"The Second Preliminary List is sent to the Selectors during the month of July and includes all the nominees named on the initial list plus any additional nominations received from any source since the first list was compiled. The Third Preliminary List of eligible candidates is sent to the Selection Committee during the month of September for the purpose of the selection of the Modern-Era Player Semifinalists for election. From the Third Preliminary List, the Selection Committee is asked to vote for 25 Modern-Era Player Nominees who become Semifinalists for election.
"The Final Preliminary List of 25 Modern-Era Player Nominees plus all ties (if any) for the 25th position shall be distributed to the Selection Committee during the month of November for the purpose of the selection of 15 Modern-Era Player Finalists. The 16th, 17th, 18th and 19th Finalists are the recommended candidates of the Coach/Contributor and Senior Committees.
"In advance of the Hall of Fame Selection Meeting, the Selectors are provided detailed biographies on each of the 18 Finalists. At the annual meeting, each Finalist is thoroughly discussed by the committee before a series of reduction votes are taken. First, the Coach, Contributor and Senior Finalists are discussed and voted on for election. They must receive the same 80 percent affirmative vote as the Modern-Era Player Finalists. Next, there is a vote that reduces the Modern-Era Player Finalists list from 15 to 10. Following that, a vote is taken to reduce the list from 10 to 5 names. The five remaining Modern-Era Player Finalists for Hall of Fame election are voted on individually (yes or no) for membership."

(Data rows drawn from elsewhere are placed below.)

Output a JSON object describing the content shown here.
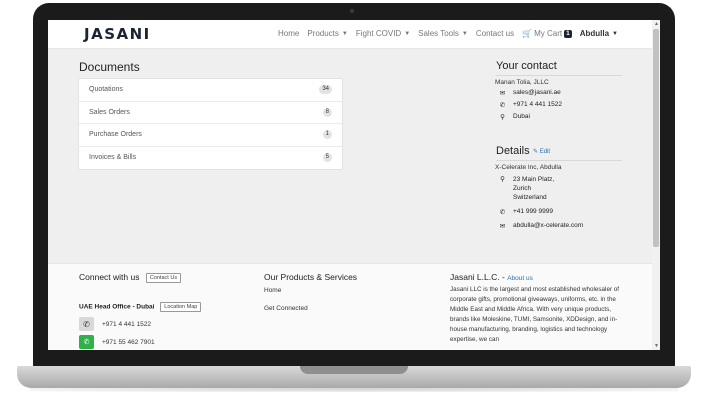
{
  "navbar": {
    "logo": "JASANI",
    "items": [
      {
        "label": "Home",
        "caret": false
      },
      {
        "label": "Products",
        "caret": true
      },
      {
        "label": "Fight COVID",
        "caret": true
      },
      {
        "label": "Sales Tools",
        "caret": true
      },
      {
        "label": "Contact us",
        "caret": false
      }
    ],
    "cart_label": "My Cart",
    "cart_count": "1",
    "user": "Abdulla"
  },
  "documents": {
    "title": "Documents",
    "rows": [
      {
        "label": "Quotations",
        "count": "34"
      },
      {
        "label": "Sales Orders",
        "count": "8"
      },
      {
        "label": "Purchase Orders",
        "count": "1"
      },
      {
        "label": "Invoices & Bills",
        "count": "5"
      }
    ]
  },
  "contact": {
    "title": "Your contact",
    "company": "Manan Tolia, JLLC",
    "email": "sales@jasani.ae",
    "phone": "+971 4 441 1522",
    "city": "Dubai"
  },
  "details": {
    "title": "Details",
    "edit_label": "Edit",
    "company": "X-Celerate Inc, Abdulla",
    "address_line1": "23 Main Platz,",
    "address_line2": "Zurich",
    "address_line3": "Switzerland",
    "phone": "+41 999 9999",
    "email": "abdulla@x-celerate.com"
  },
  "footer": {
    "connect_title": "Connect with us",
    "contact_us_btn": "Contact Us",
    "office_label": "UAE Head Office - Dubai",
    "location_btn": "Location Map",
    "phone": "+971 4 441 1522",
    "whatsapp": "+971 55 462 7901",
    "products_title": "Our Products & Services",
    "products_links": [
      "Home",
      "Get Connected"
    ],
    "about_title": "Jasani L.L.C.",
    "about_link": "About us",
    "about_text": "Jasani LLC is the largest and most established wholesaler of corporate gifts, promotional giveaways, uniforms, etc. in the Middle East and Middle Africa. With very unique products, brands like Moleskine, TUMI, Samsonite, XDDesign, and in-house manufacturing, branding, logistics and technology expertise, we can"
  }
}
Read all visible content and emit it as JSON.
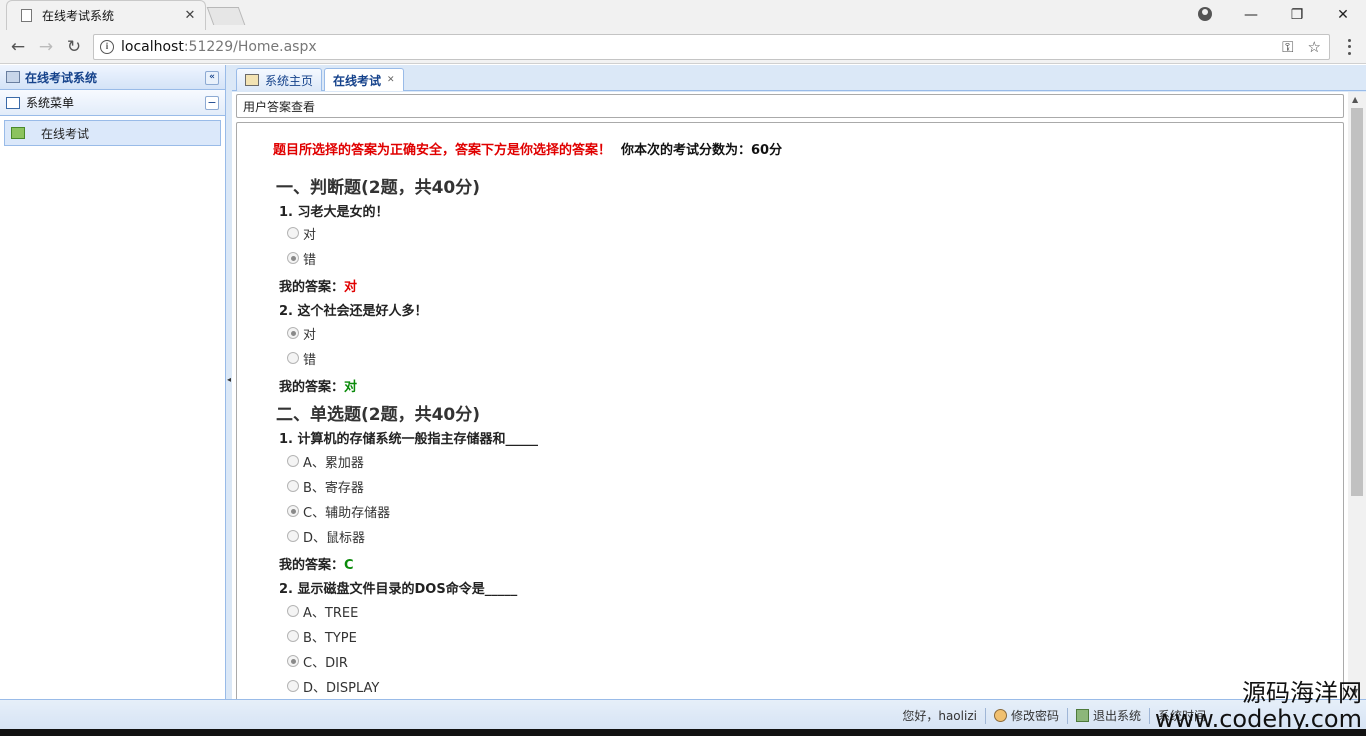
{
  "browser": {
    "tab_title": "在线考试系统",
    "tab_close": "✕",
    "url_host": "localhost",
    "url_rest": ":51229/Home.aspx"
  },
  "west": {
    "title": "在线考试系统",
    "menu_title": "系统菜单",
    "items": [
      {
        "label": "在线考试"
      }
    ]
  },
  "tabs": [
    {
      "label": "系统主页"
    },
    {
      "label": "在线考试"
    }
  ],
  "content": {
    "subtitle": "用户答案查看",
    "notice_red": "题目所选择的答案为正确安全，答案下方是你选择的答案！",
    "notice_score": "你本次的考试分数为：60分",
    "my_answer_label": "我的答案：",
    "sections": [
      {
        "title": "一、判断题(2题，共40分)",
        "questions": [
          {
            "title": "1. 习老大是女的！",
            "options": [
              "对",
              "错"
            ],
            "checked": 1,
            "my_answer": "对",
            "answer_color": "red"
          },
          {
            "title": "2. 这个社会还是好人多！",
            "options": [
              "对",
              "错"
            ],
            "checked": 0,
            "my_answer": "对",
            "answer_color": "green"
          }
        ]
      },
      {
        "title": "二、单选题(2题，共40分)",
        "questions": [
          {
            "title": "1. 计算机的存储系统一般指主存储器和_____",
            "options": [
              "A、累加器",
              "B、寄存器",
              "C、辅助存储器",
              "D、鼠标器"
            ],
            "checked": 2,
            "my_answer": "C",
            "answer_color": "green"
          },
          {
            "title": "2. 显示磁盘文件目录的DOS命令是_____",
            "options": [
              "A、TREE",
              "B、TYPE",
              "C、DIR",
              "D、DISPLAY"
            ],
            "checked": 2
          }
        ]
      }
    ]
  },
  "status": {
    "greeting": "您好，haolizi",
    "change_password": "修改密码",
    "logout": "退出系统",
    "time_label": "系统时间"
  },
  "watermark": {
    "line1": "源码海洋网",
    "line2": "www.codehy.com"
  },
  "colors": {
    "accent": "#15428b",
    "panel_border": "#99bbe8",
    "wrong": "#e00000",
    "right": "#0a8a0a"
  }
}
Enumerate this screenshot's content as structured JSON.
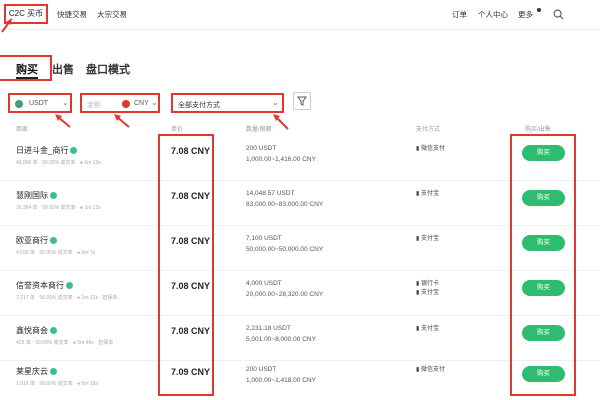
{
  "nav": {
    "c2c": "C2C 买币",
    "quick": "快捷交易",
    "block": "大宗交易",
    "orders": "订单",
    "profile": "个人中心",
    "more": "更多"
  },
  "tabs": {
    "buy": "购买",
    "sell": "出售",
    "pending": "盘口模式"
  },
  "filters": {
    "coin": "USDT",
    "fiat": "CNY",
    "fiat_prefix": "金额",
    "payment": "全部支付方式"
  },
  "table_headers": {
    "merchant": "商家",
    "price": "单价",
    "amount": "数量/限额",
    "payment": "支付方式",
    "action": "购买/出售"
  },
  "rows": [
    {
      "name": "日进斗金_商行",
      "stats": "49,006 单 · 99.95% 成交率 · ● 0m 13s",
      "price": "7.08 CNY",
      "qty": "200 USDT",
      "limit": "1,000.00~1,416.00 CNY",
      "pay1": "▮ 微信支付",
      "pay2": "",
      "btn": "购买"
    },
    {
      "name": "慧刚国际",
      "stats": "26,364 单 · 99.93% 成交率 · ● 1m 13s",
      "price": "7.08 CNY",
      "qty": "14,048.57 USDT",
      "limit": "83,000.00~83,000.00 CNY",
      "pay1": "▮ 支付宝",
      "pay2": "",
      "btn": "购买"
    },
    {
      "name": "欧亚商行",
      "stats": "4,690 单 · 99.95% 成交率 · ● 0m 7s",
      "price": "7.08 CNY",
      "qty": "7,100 USDT",
      "limit": "50,000.00~50,000.00 CNY",
      "pay1": "▮ 支付宝",
      "pay2": "",
      "btn": "购买"
    },
    {
      "name": "信誉资本商行",
      "stats": "7,217 单 · 98.93% 成交率 · ● 1m 12s · 担保单",
      "price": "7.08 CNY",
      "qty": "4,000 USDT",
      "limit": "20,000.00~28,320.00 CNY",
      "pay1": "▮ 银行卡",
      "pay2": "▮ 支付宝",
      "btn": "购买"
    },
    {
      "name": "鑫悦商会",
      "stats": "423 单 · 99.60% 成交率 · ● 0m 46s · 担保单",
      "price": "7.08 CNY",
      "qty": "2,231.18 USDT",
      "limit": "5,001.00~8,000.00 CNY",
      "pay1": "▮ 支付宝",
      "pay2": "",
      "btn": "购买"
    },
    {
      "name": "莱星庆云",
      "stats": "1,016 单 · 99.89% 成交率 · ● 0m 18s",
      "price": "7.09 CNY",
      "qty": "200 USDT",
      "limit": "1,000.00~1,418.00 CNY",
      "pay1": "▮ 微信支付",
      "pay2": "",
      "btn": "购买"
    }
  ],
  "colors": {
    "accent_red": "#e0372f",
    "buy_green": "#2ebd6f",
    "verified": "#3fbf8a"
  }
}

GENE GREY FROM MORENO VALLEY, CA: Do you think that Kenny Pickett has the ability to call his own plays or change a play called in the huddle? Did he do that at Pitt?
ANSWER: I have no idea whether Kenny Pickett was allowed to call his own plays or audible out of called plays during his time at Pitt, and it really has no significance to now because professional football is infinitely more complex than the brand played at the NCAA level. My personal opinion is that Pickett is still so early in his development as an NFL starting quarterback that he should be concentrating on executing what's called. Maybe adjusting the protection at the line of scrimmage is doable for a quarterback with his level of experience, but he is not Ben Roethlisberger and shouldn't be expected to be.
SAQUESHA ELLIOT FROM PITTSBURGH, PA: With how Kenny Pickett has been playing do you think the Steelers could potentially sign a proven playoff winner like Nick Foles to take over if we make the playoffs?
ANSWER: Nick Foles? That's a joke, right? Must be a joke because I cannot stop laughing.
TIM DOWNEY FROM DERRY, PA: From watching almost every Steelers game it appears that Damontae Kazee seems to have a positive impact on the game, either with an interception or a tackle on third down that forces the opponent to punt. From your perspective why is he not used more, perhaps as the slot corner?
ANSWER: Damontae Kazee is a safety, and his skill-set is conducive to that position. It's not automatically transferrable to cornerback, and especially to slot cornerback, which is a vastly different position even than outside cornerback. As I wrote as part of an answer to a previous question in this edition of Asked and Answered: This is not a video game. Real-life players are not interchangeable.